Data entries:
-- Opening Marker --
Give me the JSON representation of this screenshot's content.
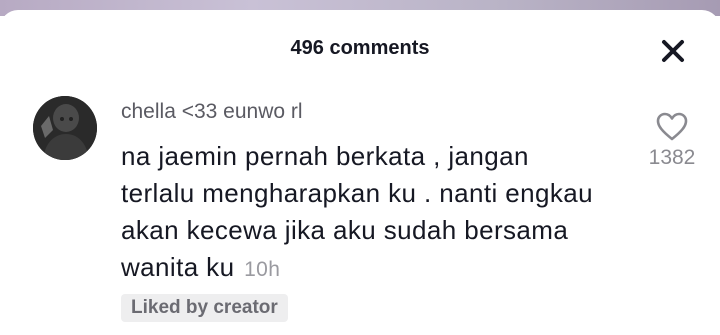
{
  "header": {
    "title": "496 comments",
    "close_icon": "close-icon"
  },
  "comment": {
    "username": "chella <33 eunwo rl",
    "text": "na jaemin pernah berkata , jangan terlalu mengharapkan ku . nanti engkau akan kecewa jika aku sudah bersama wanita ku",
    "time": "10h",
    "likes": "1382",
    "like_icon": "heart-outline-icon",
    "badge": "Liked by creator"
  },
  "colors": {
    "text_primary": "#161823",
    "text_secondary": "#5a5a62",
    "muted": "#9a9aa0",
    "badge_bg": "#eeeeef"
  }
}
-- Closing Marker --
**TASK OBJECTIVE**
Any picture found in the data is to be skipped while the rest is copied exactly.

**TASK SOLUTION**
Give me the JSON representation of this screenshot's content.
{
  "header": {
    "title": "496 comments",
    "close_icon": "close-icon"
  },
  "comment": {
    "username": "chella <33 eunwo rl",
    "text": "na jaemin pernah berkata , jangan terlalu mengharapkan ku . nanti engkau akan kecewa jika aku sudah bersama wanita ku",
    "time": "10h",
    "likes": "1382",
    "like_icon": "heart-outline-icon",
    "badge": "Liked by creator"
  },
  "colors": {
    "text_primary": "#161823",
    "text_secondary": "#5a5a62",
    "muted": "#9a9aa0",
    "badge_bg": "#eeeeef"
  }
}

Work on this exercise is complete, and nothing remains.